── SUPPLIED ENTRIES

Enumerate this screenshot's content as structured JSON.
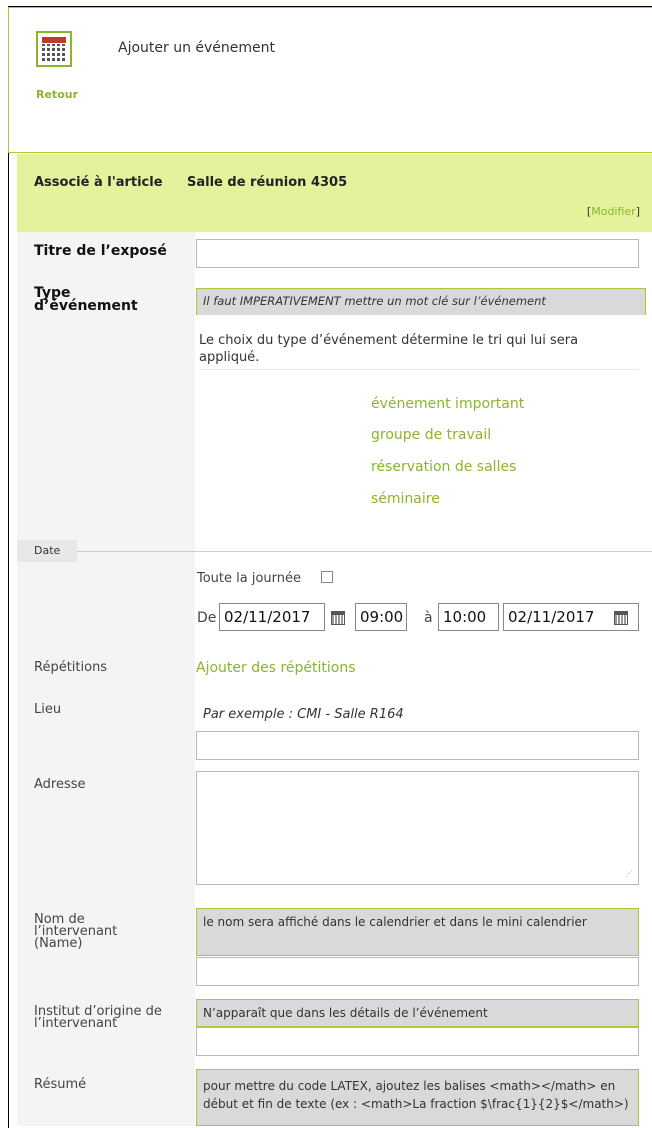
{
  "header": {
    "title": "Ajouter un événement",
    "back_label": "Retour"
  },
  "association": {
    "label": "Associé à l'article",
    "value": "Salle de réunion 4305",
    "modify_open": "[",
    "modify_label": "Modifier",
    "modify_close": "]"
  },
  "fields": {
    "title": {
      "label": "Titre de l’exposé",
      "value": ""
    },
    "type": {
      "label_line1": "Type",
      "label_line2": "d’événement",
      "hint": "Il faut IMPERATIVEMENT mettre un mot clé sur l’événement",
      "description": "Le choix du type d’événement détermine le tri qui lui sera appliqué.",
      "keywords": [
        "événement important",
        "groupe de travail",
        "réservation de salles",
        "séminaire"
      ]
    },
    "date": {
      "section_label": "Date",
      "all_day_label": "Toute la journée",
      "from_label": "De",
      "to_label": "à",
      "start_date": "02/11/2017",
      "start_time": "09:00",
      "end_time": "10:00",
      "end_date": "02/11/2017"
    },
    "repetitions": {
      "label": "Répétitions",
      "link": "Ajouter des répétitions"
    },
    "place": {
      "label": "Lieu",
      "example": "Par exemple : CMI - Salle R164",
      "value": ""
    },
    "address": {
      "label": "Adresse",
      "value": ""
    },
    "speaker": {
      "label_line1": "Nom de",
      "label_line2": "l’intervenant",
      "label_line3": "(Name)",
      "hint": "le nom sera affiché dans le calendrier et dans le mini calendrier",
      "value": ""
    },
    "institute": {
      "label_line1": "Institut d’origine de",
      "label_line2": "l’intervenant",
      "hint": "N’apparaît que dans les détails de l’événement",
      "value": ""
    },
    "abstract": {
      "label": "Résumé",
      "hint": "pour mettre du code LATEX, ajoutez les balises <math></math> en début et fin de texte (ex : <math>La fraction $\\frac{1}{2}$</math>)"
    }
  }
}
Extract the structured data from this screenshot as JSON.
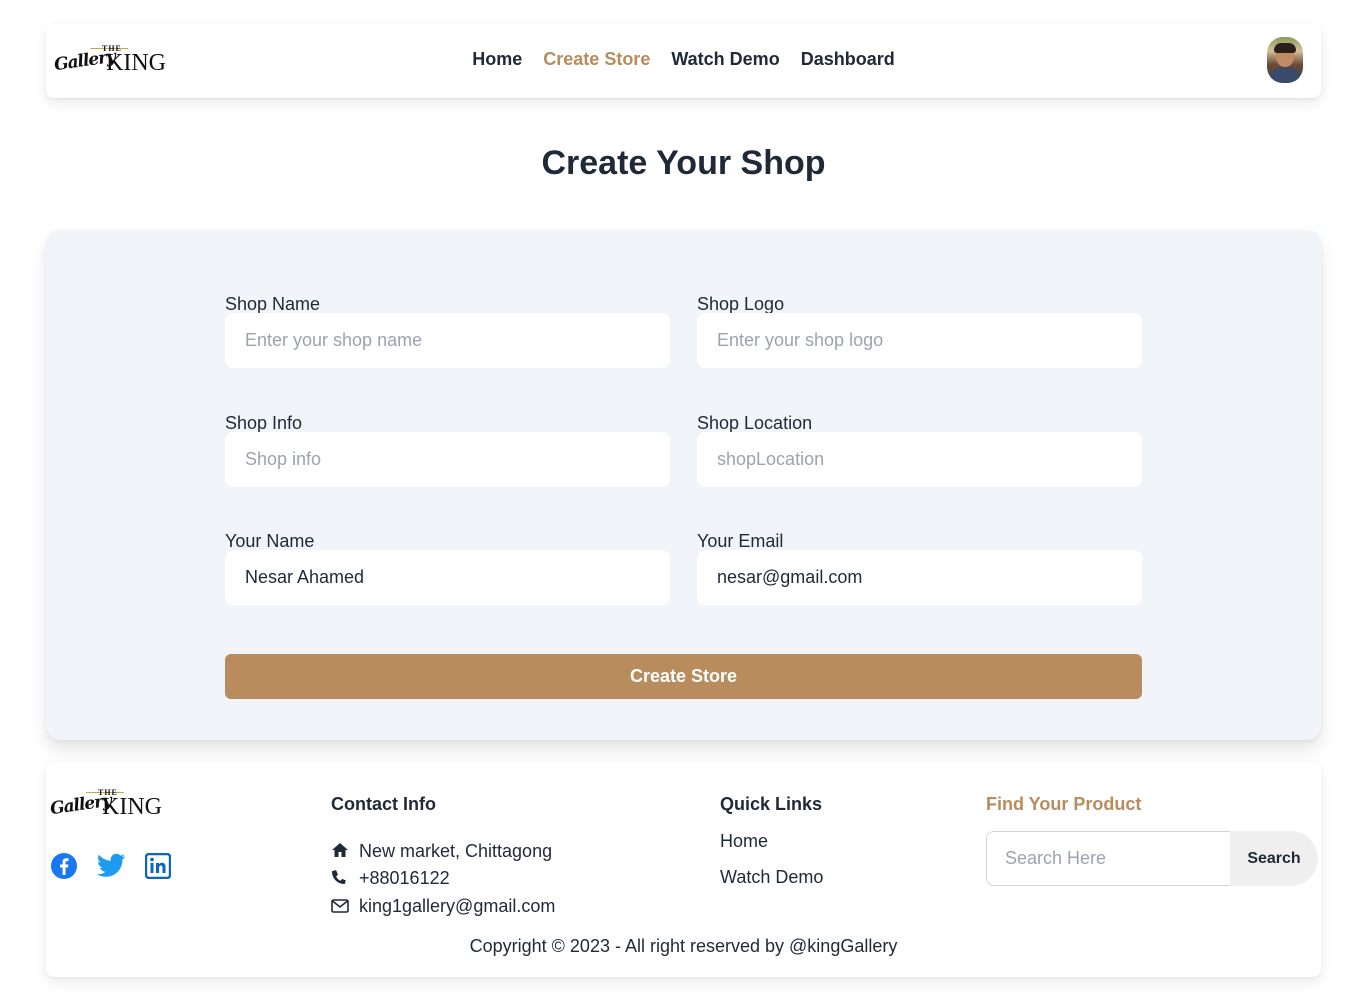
{
  "brand": {
    "the": "THE",
    "gallery": "Gallery",
    "king": "KING"
  },
  "nav": {
    "links": [
      {
        "label": "Home",
        "active": false
      },
      {
        "label": "Create Store",
        "active": true
      },
      {
        "label": "Watch Demo",
        "active": false
      },
      {
        "label": "Dashboard",
        "active": false
      }
    ]
  },
  "page": {
    "title": "Create Your Shop"
  },
  "form": {
    "shop_name": {
      "label": "Shop Name",
      "placeholder": "Enter your shop name",
      "value": ""
    },
    "shop_logo": {
      "label": "Shop Logo",
      "placeholder": "Enter your shop logo",
      "value": ""
    },
    "shop_info": {
      "label": "Shop Info",
      "placeholder": "Shop info",
      "value": ""
    },
    "shop_location": {
      "label": "Shop Location",
      "placeholder": "shopLocation",
      "value": ""
    },
    "your_name": {
      "label": "Your Name",
      "placeholder": "",
      "value": "Nesar Ahamed"
    },
    "your_email": {
      "label": "Your Email",
      "placeholder": "",
      "value": "nesar@gmail.com"
    },
    "submit_label": "Create Store"
  },
  "footer": {
    "socials": [
      "facebook-icon",
      "twitter-icon",
      "linkedin-icon"
    ],
    "contact": {
      "title": "Contact Info",
      "address": "New market, Chittagong",
      "phone": "+88016122",
      "email": "king1gallery@gmail.com"
    },
    "quick_links": {
      "title": "Quick Links",
      "items": [
        "Home",
        "Watch Demo"
      ]
    },
    "find": {
      "title": "Find Your Product",
      "placeholder": "Search Here",
      "button": "Search"
    },
    "copyright": "Copyright © 2023 - All right reserved by @kingGallery"
  },
  "colors": {
    "accent": "#b88c5c",
    "card_bg": "#f1f4f8",
    "text": "#1f2937"
  }
}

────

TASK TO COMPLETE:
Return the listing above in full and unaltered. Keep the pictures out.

RESULT:
Enumerate this screenshot's content as structured JSON.
{
  "header": {
    "title": "Ajouter un événement",
    "back_label": "Retour"
  },
  "association": {
    "label": "Associé à l'article",
    "value": "Salle de réunion 4305",
    "modify_open": "[",
    "modify_label": "Modifier",
    "modify_close": "]"
  },
  "fields": {
    "title": {
      "label": "Titre de l’exposé",
      "value": ""
    },
    "type": {
      "label_line1": "Type",
      "label_line2": "d’événement",
      "hint": "Il faut IMPERATIVEMENT mettre un mot clé sur l’événement",
      "description": "Le choix du type d’événement détermine le tri qui lui sera appliqué.",
      "keywords": [
        "événement important",
        "groupe de travail",
        "réservation de salles",
        "séminaire"
      ]
    },
    "date": {
      "section_label": "Date",
      "all_day_label": "Toute la journée",
      "from_label": "De",
      "to_label": "à",
      "start_date": "02/11/2017",
      "start_time": "09:00",
      "end_time": "10:00",
      "end_date": "02/11/2017"
    },
    "repetitions": {
      "label": "Répétitions",
      "link": "Ajouter des répétitions"
    },
    "place": {
      "label": "Lieu",
      "example": "Par exemple : CMI - Salle R164",
      "value": ""
    },
    "address": {
      "label": "Adresse",
      "value": ""
    },
    "speaker": {
      "label_line1": "Nom de",
      "label_line2": "l’intervenant",
      "label_line3": "(Name)",
      "hint": "le nom sera affiché dans le calendrier et dans le mini calendrier",
      "value": ""
    },
    "institute": {
      "label_line1": "Institut d’origine de",
      "label_line2": "l’intervenant",
      "hint": "N’apparaît que dans les détails de l’événement",
      "value": ""
    },
    "abstract": {
      "label": "Résumé",
      "hint": "pour mettre du code LATEX, ajoutez les balises <math></math> en début et fin de texte (ex : <math>La fraction $\\frac{1}{2}$</math>)"
    }
  }
}
Extract the structured data from this screenshot as JSON.
{
  "brand": {
    "the": "THE",
    "gallery": "Gallery",
    "king": "KING"
  },
  "nav": {
    "links": [
      {
        "label": "Home",
        "active": false
      },
      {
        "label": "Create Store",
        "active": true
      },
      {
        "label": "Watch Demo",
        "active": false
      },
      {
        "label": "Dashboard",
        "active": false
      }
    ]
  },
  "page": {
    "title": "Create Your Shop"
  },
  "form": {
    "shop_name": {
      "label": "Shop Name",
      "placeholder": "Enter your shop name",
      "value": ""
    },
    "shop_logo": {
      "label": "Shop Logo",
      "placeholder": "Enter your shop logo",
      "value": ""
    },
    "shop_info": {
      "label": "Shop Info",
      "placeholder": "Shop info",
      "value": ""
    },
    "shop_location": {
      "label": "Shop Location",
      "placeholder": "shopLocation",
      "value": ""
    },
    "your_name": {
      "label": "Your Name",
      "placeholder": "",
      "value": "Nesar Ahamed"
    },
    "your_email": {
      "label": "Your Email",
      "placeholder": "",
      "value": "nesar@gmail.com"
    },
    "submit_label": "Create Store"
  },
  "footer": {
    "socials": [
      "facebook-icon",
      "twitter-icon",
      "linkedin-icon"
    ],
    "contact": {
      "title": "Contact Info",
      "address": "New market, Chittagong",
      "phone": "+88016122",
      "email": "king1gallery@gmail.com"
    },
    "quick_links": {
      "title": "Quick Links",
      "items": [
        "Home",
        "Watch Demo"
      ]
    },
    "find": {
      "title": "Find Your Product",
      "placeholder": "Search Here",
      "button": "Search"
    },
    "copyright": "Copyright © 2023 - All right reserved by @kingGallery"
  },
  "colors": {
    "accent": "#b88c5c",
    "card_bg": "#f1f4f8",
    "text": "#1f2937"
  }
}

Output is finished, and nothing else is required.